Dubai Towers, Istambul

Another innovative design with twisted skyscrapers spiralling upwards.

Neo Surrealism

I found this website on neo surrealism which I have added a link to.
The fact that the artist has created a building on a ship creates a sense of place even though the dead can't go home. This is a very dark image which creates a sense of fear and entrappment in a inescapable place. Silent and eerie.

Title: Flying Dutchman Phantomdescription: According to folklore, the Flying Dutchman is a ghost ship that can never go home. The Flying Dutchman is typically spotted from afar, sometimes glowing with ghostly light. The most famous Ghost ship in fiction, a ship crewed by the not living.

Title: The Sand Castledescription: Most castles, from the earliest times, followed certain standards of design and construction.

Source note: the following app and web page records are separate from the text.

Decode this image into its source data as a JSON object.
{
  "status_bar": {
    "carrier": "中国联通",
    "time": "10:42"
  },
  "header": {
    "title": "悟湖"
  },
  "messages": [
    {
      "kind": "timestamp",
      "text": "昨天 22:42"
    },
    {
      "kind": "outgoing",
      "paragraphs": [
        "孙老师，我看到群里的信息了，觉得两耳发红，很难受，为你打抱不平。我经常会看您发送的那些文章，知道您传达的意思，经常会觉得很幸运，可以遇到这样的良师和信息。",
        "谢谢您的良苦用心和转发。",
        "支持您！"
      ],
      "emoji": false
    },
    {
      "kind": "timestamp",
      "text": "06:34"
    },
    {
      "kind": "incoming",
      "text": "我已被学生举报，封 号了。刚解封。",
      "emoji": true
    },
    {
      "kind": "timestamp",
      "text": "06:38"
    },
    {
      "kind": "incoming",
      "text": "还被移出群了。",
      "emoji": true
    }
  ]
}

Many early castles and certain later ones were nothing more than simple towers. The tower houses of Britain and England are an example of this type.

This image evokes good memories of sandcastles on the beach and holidays, a place where families go to relax and have fun. It gives a sense of neutality!

However the dark brooding skies could be a message that perhaps all is not what it appears!!

Surrealism - Man Ray


Surrealism is an artistic movement and philosophy that first gained popularity in the 1920s. Initially, surrealism was an offshoot of Dadaism, which posited that traditional art should be replaced with anything "anti-art" and triumphed the ridiculous, the absurd, and a basic disregard for form. Andre Breton was the initial proponent of surrealism in literature and the visual arts. Much of his emphasis was on accessing the unconscious, as viewed by psychiatrist Sigmund Freud. Surrealism was a reaction to the philosophy of rationalism, which many felt had caused, through the Industrial Revolution, the disaster of World War I.

Surrealsim had a great effect on me because I then realised that the imagery in my mind wasn’t insanity. Surrealsim to me is reality. John Lennon

Man Ray

Solarised images
of the female form - creating a surreal body which takes on the persona of a metal object, silver and unreal .... he makes people look as though their faces are of aluminium. They become sort of sleek and metallic like the mascots on the front of those rather swish, fast cars. They become these super-people, also slightly inhuman, slightly robotic." (Mark Haworth-Booth, Photo-historian)

Man Ray sought to create a Surrealist vision of the female form and began to utilize such photographic techniques as solarization, dynamic cropping, over enlargement and over development in an effort to create a dreamlike effect in his artwork.

His use of the Rayograph helped him to create a new, profound look to his photography, stressing the importance of light and shadow rather than the object itself. These camera-less images created by placing objects on light sensitive photographic paper and then exposing the paper to light assisted Man Ray in the creation of his visual poetry.


Links to information on Man ray